- What is expected -
The records below are to be duplicated exactly as they appear.

- Provided records -
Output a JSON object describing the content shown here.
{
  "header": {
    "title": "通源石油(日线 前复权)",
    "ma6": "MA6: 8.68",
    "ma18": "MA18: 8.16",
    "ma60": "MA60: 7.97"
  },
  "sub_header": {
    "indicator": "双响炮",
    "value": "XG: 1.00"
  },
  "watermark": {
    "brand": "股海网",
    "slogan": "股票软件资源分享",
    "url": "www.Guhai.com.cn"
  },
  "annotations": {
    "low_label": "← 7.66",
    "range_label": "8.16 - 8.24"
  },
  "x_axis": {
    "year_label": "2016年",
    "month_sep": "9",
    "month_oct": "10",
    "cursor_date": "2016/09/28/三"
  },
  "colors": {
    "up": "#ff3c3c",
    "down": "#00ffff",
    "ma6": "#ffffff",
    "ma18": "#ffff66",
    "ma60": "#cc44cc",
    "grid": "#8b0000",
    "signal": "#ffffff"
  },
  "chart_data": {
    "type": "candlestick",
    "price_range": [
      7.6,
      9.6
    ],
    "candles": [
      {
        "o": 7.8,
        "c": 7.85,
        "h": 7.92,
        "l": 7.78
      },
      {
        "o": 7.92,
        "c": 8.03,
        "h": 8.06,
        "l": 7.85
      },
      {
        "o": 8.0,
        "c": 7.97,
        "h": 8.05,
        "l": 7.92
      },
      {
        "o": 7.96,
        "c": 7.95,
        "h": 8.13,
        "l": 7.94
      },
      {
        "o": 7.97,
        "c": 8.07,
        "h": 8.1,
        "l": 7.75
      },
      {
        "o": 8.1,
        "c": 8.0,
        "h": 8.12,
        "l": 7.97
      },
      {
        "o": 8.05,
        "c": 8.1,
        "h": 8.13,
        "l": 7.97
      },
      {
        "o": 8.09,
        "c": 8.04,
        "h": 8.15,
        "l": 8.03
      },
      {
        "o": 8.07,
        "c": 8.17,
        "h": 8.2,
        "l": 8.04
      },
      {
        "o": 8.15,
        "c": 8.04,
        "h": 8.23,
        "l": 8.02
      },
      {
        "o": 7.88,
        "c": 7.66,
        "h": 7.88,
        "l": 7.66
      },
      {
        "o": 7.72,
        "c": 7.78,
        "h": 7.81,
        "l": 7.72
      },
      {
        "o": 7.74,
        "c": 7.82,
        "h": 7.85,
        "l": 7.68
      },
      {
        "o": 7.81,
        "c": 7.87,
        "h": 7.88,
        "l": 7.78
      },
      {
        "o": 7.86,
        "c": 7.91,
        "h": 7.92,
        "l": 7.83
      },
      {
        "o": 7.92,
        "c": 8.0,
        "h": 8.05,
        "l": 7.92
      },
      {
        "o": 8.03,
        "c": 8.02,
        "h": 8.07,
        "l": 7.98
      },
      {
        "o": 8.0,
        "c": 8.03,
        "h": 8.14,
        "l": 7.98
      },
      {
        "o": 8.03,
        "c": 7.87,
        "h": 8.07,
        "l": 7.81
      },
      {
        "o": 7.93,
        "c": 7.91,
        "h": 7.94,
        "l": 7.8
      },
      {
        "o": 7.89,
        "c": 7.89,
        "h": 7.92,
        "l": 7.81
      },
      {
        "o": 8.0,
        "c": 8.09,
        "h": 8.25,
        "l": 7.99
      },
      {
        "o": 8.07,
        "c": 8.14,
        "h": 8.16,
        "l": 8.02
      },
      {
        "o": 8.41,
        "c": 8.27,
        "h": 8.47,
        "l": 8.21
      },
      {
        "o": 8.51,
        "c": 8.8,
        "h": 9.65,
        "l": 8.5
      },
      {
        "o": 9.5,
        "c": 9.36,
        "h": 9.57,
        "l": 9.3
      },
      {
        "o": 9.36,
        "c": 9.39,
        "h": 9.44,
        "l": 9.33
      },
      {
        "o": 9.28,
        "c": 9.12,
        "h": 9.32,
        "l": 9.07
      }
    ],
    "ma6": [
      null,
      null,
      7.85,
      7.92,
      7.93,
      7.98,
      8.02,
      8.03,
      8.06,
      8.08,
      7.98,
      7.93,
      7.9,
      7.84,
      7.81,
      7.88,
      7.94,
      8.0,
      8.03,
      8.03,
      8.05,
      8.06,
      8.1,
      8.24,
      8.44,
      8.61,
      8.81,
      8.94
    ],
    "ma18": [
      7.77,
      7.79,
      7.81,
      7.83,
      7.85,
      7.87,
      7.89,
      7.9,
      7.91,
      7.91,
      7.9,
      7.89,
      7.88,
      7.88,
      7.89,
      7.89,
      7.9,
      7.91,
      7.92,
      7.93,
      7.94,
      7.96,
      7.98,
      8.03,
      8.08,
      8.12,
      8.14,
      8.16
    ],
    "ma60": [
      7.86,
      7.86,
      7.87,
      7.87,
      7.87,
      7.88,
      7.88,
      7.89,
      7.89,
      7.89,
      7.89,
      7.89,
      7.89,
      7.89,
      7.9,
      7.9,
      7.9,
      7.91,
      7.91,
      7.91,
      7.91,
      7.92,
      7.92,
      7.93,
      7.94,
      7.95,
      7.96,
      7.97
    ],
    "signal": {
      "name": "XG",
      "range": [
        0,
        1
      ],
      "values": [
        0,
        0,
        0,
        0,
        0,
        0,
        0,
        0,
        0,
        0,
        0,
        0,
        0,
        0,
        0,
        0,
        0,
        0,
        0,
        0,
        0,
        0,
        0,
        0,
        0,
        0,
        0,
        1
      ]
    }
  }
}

- Task result -
Output a JSON object describing the content shown here.
{
  "header": {
    "title": "通源石油(日线 前复权)",
    "ma6": "MA6: 8.68",
    "ma18": "MA18: 8.16",
    "ma60": "MA60: 7.97"
  },
  "sub_header": {
    "indicator": "双响炮",
    "value": "XG: 1.00"
  },
  "watermark": {
    "brand": "股海网",
    "slogan": "股票软件资源分享",
    "url": "www.Guhai.com.cn"
  },
  "annotations": {
    "low_label": "← 7.66",
    "range_label": "8.16 - 8.24"
  },
  "x_axis": {
    "year_label": "2016年",
    "month_sep": "9",
    "month_oct": "10",
    "cursor_date": "2016/09/28/三"
  },
  "colors": {
    "up": "#ff3c3c",
    "down": "#00ffff",
    "ma6": "#ffffff",
    "ma18": "#ffff66",
    "ma60": "#cc44cc",
    "grid": "#8b0000",
    "signal": "#ffffff"
  },
  "chart_data": {
    "type": "candlestick",
    "price_range": [
      7.6,
      9.6
    ],
    "candles": [
      {
        "o": 7.8,
        "c": 7.85,
        "h": 7.92,
        "l": 7.78
      },
      {
        "o": 7.92,
        "c": 8.03,
        "h": 8.06,
        "l": 7.85
      },
      {
        "o": 8.0,
        "c": 7.97,
        "h": 8.05,
        "l": 7.92
      },
      {
        "o": 7.96,
        "c": 7.95,
        "h": 8.13,
        "l": 7.94
      },
      {
        "o": 7.97,
        "c": 8.07,
        "h": 8.1,
        "l": 7.75
      },
      {
        "o": 8.1,
        "c": 8.0,
        "h": 8.12,
        "l": 7.97
      },
      {
        "o": 8.05,
        "c": 8.1,
        "h": 8.13,
        "l": 7.97
      },
      {
        "o": 8.09,
        "c": 8.04,
        "h": 8.15,
        "l": 8.03
      },
      {
        "o": 8.07,
        "c": 8.17,
        "h": 8.2,
        "l": 8.04
      },
      {
        "o": 8.15,
        "c": 8.04,
        "h": 8.23,
        "l": 8.02
      },
      {
        "o": 7.88,
        "c": 7.66,
        "h": 7.88,
        "l": 7.66
      },
      {
        "o": 7.72,
        "c": 7.78,
        "h": 7.81,
        "l": 7.72
      },
      {
        "o": 7.74,
        "c": 7.82,
        "h": 7.85,
        "l": 7.68
      },
      {
        "o": 7.81,
        "c": 7.87,
        "h": 7.88,
        "l": 7.78
      },
      {
        "o": 7.86,
        "c": 7.91,
        "h": 7.92,
        "l": 7.83
      },
      {
        "o": 7.92,
        "c": 8.0,
        "h": 8.05,
        "l": 7.92
      },
      {
        "o": 8.03,
        "c": 8.02,
        "h": 8.07,
        "l": 7.98
      },
      {
        "o": 8.0,
        "c": 8.03,
        "h": 8.14,
        "l": 7.98
      },
      {
        "o": 8.03,
        "c": 7.87,
        "h": 8.07,
        "l": 7.81
      },
      {
        "o": 7.93,
        "c": 7.91,
        "h": 7.94,
        "l": 7.8
      },
      {
        "o": 7.89,
        "c": 7.89,
        "h": 7.92,
        "l": 7.81
      },
      {
        "o": 8.0,
        "c": 8.09,
        "h": 8.25,
        "l": 7.99
      },
      {
        "o": 8.07,
        "c": 8.14,
        "h": 8.16,
        "l": 8.02
      },
      {
        "o": 8.41,
        "c": 8.27,
        "h": 8.47,
        "l": 8.21
      },
      {
        "o": 8.51,
        "c": 8.8,
        "h": 9.65,
        "l": 8.5
      },
      {
        "o": 9.5,
        "c": 9.36,
        "h": 9.57,
        "l": 9.3
      },
      {
        "o": 9.36,
        "c": 9.39,
        "h": 9.44,
        "l": 9.33
      },
      {
        "o": 9.28,
        "c": 9.12,
        "h": 9.32,
        "l": 9.07
      }
    ],
    "ma6": [
      null,
      null,
      7.85,
      7.92,
      7.93,
      7.98,
      8.02,
      8.03,
      8.06,
      8.08,
      7.98,
      7.93,
      7.9,
      7.84,
      7.81,
      7.88,
      7.94,
      8.0,
      8.03,
      8.03,
      8.05,
      8.06,
      8.1,
      8.24,
      8.44,
      8.61,
      8.81,
      8.94
    ],
    "ma18": [
      7.77,
      7.79,
      7.81,
      7.83,
      7.85,
      7.87,
      7.89,
      7.9,
      7.91,
      7.91,
      7.9,
      7.89,
      7.88,
      7.88,
      7.89,
      7.89,
      7.9,
      7.91,
      7.92,
      7.93,
      7.94,
      7.96,
      7.98,
      8.03,
      8.08,
      8.12,
      8.14,
      8.16
    ],
    "ma60": [
      7.86,
      7.86,
      7.87,
      7.87,
      7.87,
      7.88,
      7.88,
      7.89,
      7.89,
      7.89,
      7.89,
      7.89,
      7.89,
      7.89,
      7.9,
      7.9,
      7.9,
      7.91,
      7.91,
      7.91,
      7.91,
      7.92,
      7.92,
      7.93,
      7.94,
      7.95,
      7.96,
      7.97
    ],
    "signal": {
      "name": "XG",
      "range": [
        0,
        1
      ],
      "values": [
        0,
        0,
        0,
        0,
        0,
        0,
        0,
        0,
        0,
        0,
        0,
        0,
        0,
        0,
        0,
        0,
        0,
        0,
        0,
        0,
        0,
        0,
        0,
        0,
        0,
        0,
        0,
        1
      ]
    }
  }
}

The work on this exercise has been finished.